While states cannot control whether every college credit earned through dual enrollment will transfer or meet degree requirements for a student’s major, this should not prevent them from supporting dual enrollment or from trying to manage the small but significant risks relating to credit transfer. At a minimum, students and families need to be fully informed about the prospects of their credits to transfer in and out of state. Best practices include promoting college course taking aligned with in-state transfer/articulation lists and encouraging programs that put students on a guided pathway comprising sequences of courses that lead to a postsecondary degree or credential, including schools with an Early College Design.

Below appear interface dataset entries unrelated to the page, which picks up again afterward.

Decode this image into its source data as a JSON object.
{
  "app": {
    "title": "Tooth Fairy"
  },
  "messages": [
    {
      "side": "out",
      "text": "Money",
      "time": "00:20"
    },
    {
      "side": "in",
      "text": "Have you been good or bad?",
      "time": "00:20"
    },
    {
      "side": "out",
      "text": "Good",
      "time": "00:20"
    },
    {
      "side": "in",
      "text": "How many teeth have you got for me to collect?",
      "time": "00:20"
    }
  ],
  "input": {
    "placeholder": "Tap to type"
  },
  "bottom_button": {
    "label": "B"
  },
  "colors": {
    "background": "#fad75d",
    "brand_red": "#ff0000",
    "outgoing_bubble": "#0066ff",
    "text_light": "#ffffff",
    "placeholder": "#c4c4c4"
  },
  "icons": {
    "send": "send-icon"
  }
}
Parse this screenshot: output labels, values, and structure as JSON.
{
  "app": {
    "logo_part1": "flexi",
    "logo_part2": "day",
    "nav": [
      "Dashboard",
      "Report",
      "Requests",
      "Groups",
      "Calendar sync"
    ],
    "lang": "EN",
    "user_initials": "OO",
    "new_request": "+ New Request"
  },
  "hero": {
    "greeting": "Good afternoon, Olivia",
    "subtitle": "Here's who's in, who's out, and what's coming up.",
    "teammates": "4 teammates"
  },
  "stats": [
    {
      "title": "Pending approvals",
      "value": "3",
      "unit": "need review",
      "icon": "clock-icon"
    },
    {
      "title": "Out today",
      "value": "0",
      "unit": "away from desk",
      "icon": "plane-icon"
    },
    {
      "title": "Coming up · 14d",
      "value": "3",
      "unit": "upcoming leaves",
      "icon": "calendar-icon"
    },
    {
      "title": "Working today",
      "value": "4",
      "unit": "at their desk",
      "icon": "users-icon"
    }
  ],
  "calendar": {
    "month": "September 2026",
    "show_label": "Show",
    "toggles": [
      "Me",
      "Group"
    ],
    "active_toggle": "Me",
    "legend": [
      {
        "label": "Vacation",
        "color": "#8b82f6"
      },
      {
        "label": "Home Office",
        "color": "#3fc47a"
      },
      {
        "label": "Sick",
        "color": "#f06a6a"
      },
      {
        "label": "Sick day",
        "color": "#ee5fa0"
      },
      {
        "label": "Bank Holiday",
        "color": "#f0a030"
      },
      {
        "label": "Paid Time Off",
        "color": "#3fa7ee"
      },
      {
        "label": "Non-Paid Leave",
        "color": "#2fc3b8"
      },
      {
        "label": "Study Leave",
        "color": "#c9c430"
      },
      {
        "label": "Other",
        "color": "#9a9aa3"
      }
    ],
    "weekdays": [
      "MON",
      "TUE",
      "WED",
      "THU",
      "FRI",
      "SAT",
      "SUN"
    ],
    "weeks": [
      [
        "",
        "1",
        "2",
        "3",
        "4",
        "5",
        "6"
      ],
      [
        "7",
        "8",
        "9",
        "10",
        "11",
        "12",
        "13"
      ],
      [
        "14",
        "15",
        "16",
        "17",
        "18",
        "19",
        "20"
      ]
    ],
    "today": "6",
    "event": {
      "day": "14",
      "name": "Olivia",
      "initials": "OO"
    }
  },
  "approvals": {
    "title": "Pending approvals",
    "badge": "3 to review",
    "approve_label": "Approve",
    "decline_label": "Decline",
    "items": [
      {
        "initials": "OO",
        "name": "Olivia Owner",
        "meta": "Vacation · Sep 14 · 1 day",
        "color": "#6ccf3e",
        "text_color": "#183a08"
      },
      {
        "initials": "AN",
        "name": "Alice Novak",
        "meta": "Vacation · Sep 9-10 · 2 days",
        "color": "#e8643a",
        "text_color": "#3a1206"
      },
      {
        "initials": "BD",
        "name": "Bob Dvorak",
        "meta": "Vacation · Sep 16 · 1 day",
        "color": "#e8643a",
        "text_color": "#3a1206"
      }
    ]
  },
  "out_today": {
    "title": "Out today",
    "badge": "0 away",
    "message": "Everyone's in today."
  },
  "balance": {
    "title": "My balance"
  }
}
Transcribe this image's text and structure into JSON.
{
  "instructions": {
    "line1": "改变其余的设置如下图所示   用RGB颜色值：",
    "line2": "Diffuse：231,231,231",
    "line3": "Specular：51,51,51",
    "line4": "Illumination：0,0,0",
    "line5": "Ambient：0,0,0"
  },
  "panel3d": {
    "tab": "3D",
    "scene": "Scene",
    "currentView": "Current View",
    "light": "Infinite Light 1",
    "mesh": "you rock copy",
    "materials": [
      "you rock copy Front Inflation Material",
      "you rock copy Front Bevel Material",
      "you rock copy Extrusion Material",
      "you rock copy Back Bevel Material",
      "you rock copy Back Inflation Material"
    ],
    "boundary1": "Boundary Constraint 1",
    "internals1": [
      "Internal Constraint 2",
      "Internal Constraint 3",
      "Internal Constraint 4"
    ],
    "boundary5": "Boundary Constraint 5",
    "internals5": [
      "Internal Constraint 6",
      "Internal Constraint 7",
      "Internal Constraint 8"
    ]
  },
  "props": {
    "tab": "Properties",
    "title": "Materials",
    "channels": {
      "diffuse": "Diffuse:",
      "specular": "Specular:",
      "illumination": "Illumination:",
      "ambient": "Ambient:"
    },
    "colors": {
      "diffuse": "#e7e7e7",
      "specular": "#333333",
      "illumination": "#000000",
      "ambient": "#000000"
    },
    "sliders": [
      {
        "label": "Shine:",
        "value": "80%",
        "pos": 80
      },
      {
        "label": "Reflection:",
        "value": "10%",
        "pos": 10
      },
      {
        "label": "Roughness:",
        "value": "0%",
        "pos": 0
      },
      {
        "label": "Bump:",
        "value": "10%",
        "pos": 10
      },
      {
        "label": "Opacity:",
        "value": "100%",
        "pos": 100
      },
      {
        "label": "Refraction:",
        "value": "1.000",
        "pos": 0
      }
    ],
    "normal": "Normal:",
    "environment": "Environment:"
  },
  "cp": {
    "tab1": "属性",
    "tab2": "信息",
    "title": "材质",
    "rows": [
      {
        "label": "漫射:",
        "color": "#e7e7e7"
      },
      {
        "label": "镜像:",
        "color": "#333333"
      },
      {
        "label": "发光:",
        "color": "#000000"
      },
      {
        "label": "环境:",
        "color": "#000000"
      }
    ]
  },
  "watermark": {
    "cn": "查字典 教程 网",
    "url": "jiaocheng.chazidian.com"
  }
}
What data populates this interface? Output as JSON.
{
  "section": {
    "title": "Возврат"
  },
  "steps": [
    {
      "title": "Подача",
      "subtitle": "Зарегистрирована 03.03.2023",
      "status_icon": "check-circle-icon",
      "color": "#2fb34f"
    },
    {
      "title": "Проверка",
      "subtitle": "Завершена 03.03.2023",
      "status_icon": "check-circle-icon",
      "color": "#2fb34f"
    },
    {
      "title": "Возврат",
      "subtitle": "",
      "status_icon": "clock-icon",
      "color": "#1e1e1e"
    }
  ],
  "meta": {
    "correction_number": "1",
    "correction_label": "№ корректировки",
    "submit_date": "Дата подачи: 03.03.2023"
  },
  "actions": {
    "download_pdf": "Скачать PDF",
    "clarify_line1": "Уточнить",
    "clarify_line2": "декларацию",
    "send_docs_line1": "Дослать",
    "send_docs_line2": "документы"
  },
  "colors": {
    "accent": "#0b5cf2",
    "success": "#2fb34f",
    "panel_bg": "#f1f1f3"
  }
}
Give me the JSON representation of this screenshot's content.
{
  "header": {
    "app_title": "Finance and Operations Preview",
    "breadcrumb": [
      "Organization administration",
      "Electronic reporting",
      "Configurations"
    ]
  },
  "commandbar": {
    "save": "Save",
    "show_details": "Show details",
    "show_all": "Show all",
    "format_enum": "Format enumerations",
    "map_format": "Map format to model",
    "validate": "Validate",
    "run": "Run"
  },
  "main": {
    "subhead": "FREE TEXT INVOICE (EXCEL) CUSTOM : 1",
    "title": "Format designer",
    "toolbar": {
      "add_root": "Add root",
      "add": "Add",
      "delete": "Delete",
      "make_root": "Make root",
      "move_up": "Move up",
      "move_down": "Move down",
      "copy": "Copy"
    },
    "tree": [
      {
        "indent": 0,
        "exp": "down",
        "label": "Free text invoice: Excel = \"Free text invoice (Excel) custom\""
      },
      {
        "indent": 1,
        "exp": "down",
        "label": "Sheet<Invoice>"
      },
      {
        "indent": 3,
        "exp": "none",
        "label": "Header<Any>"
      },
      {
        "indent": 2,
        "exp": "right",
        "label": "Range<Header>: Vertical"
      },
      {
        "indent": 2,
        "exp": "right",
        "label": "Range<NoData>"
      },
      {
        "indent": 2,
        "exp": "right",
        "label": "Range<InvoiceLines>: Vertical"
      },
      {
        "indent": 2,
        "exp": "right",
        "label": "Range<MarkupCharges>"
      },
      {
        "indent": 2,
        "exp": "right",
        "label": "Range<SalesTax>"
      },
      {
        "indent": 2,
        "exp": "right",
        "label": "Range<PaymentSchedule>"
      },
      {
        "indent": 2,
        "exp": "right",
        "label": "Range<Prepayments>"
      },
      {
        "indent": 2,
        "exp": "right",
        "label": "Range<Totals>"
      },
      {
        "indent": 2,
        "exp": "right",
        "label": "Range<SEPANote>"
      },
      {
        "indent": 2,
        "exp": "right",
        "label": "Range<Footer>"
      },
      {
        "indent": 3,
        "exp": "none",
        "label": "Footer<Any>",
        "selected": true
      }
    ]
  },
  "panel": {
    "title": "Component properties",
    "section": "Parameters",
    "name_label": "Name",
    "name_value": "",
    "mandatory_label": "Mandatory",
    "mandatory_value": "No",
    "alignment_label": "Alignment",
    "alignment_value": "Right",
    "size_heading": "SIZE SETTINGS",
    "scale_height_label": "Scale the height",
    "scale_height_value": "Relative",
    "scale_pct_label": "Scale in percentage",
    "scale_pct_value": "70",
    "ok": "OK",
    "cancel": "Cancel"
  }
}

What incentives, levers, or structures can policymakers use to build the supply and capacity of teachers to teach college courses for dual credit?

Dual enrollment is likely to see limits in participation without strategies to increase the supply of teachers who can teach for both high school and college credit. In many instances, highly qualified K-12 teachers do not meet the requirements to be hired as adjunct college faculty members to deliver dual credit courses (typically a master’s degree plus a minimum number of subject area credits). And college instructors are not necessarily motivated or trained to effectively teach high school students. In heavily unionized K-12 and community college contexts, instructors from one side of the secondary-postsecondary divide are sometimes viewed as threats to job security by those on the other side.

The Education Commission of the States has documented strategies, such as loan forgiveness programs, that a few states are implementing to support more K-12 teachers to become qualified to teach college courses. Teacher preparation programs, accrediting agencies, and unions might also need to take more proactive stances to help test new approaches that align K-12 and postsecondary teacher credentialing and training, along with other innovations to build the capacity and supply of instructors who can successfully teach college courses for dual credit.

How can policy promote more equity in opportunities for participation in dual enrollment?

Research suggests that dual enrollment’s benefits apply to students underrepresented among college goers and completers—but such students may have fewer opportunities to reap these benefits. Based on available data, racial minority and low-income students generally appear to participate at proportionately lower rates than their peers. This is due to a host of barriers, but they probably include costs (if students are not in a state or program that covers them) and challenges meeting eligibility requirements for college courses.

To promote equity of opportunity for dual enrollment, states can try to focus on inputs by investing in early college schools that are designed to prepare low-income youth for success in college courses; they can also focus on outputs by requiring LEAs to report through K-12 accountability systems on the completion of college courses by key subgroups of students. Beyond these traditional methods, states will probably need to expand blended online courses to reach students in rural and other communities with limited access to local colleges. And as discussed earlier, coverage for college course costs will need to be provided to ensure that low-income students can participate.

Dual enrollment has come a long way in gaining acceptance by education leaders as a strategy for promoting college entry and completion for high school students, but it will need to grapple with these and other challenges if it’s to become more widespread while maintaining quality.

*One exception is when LEAs have a fee structure with colleges to pay professors a stipend to teach fully enrolled sections of courses for dual credit at a rate that makes it economical to substitute these courses for those that would otherwise be taught by high school faculty for high school credit only. The most economical arrangement for the high school is to have a college offer adjunct faculty status to qualified teachers already on an LEA’s payroll.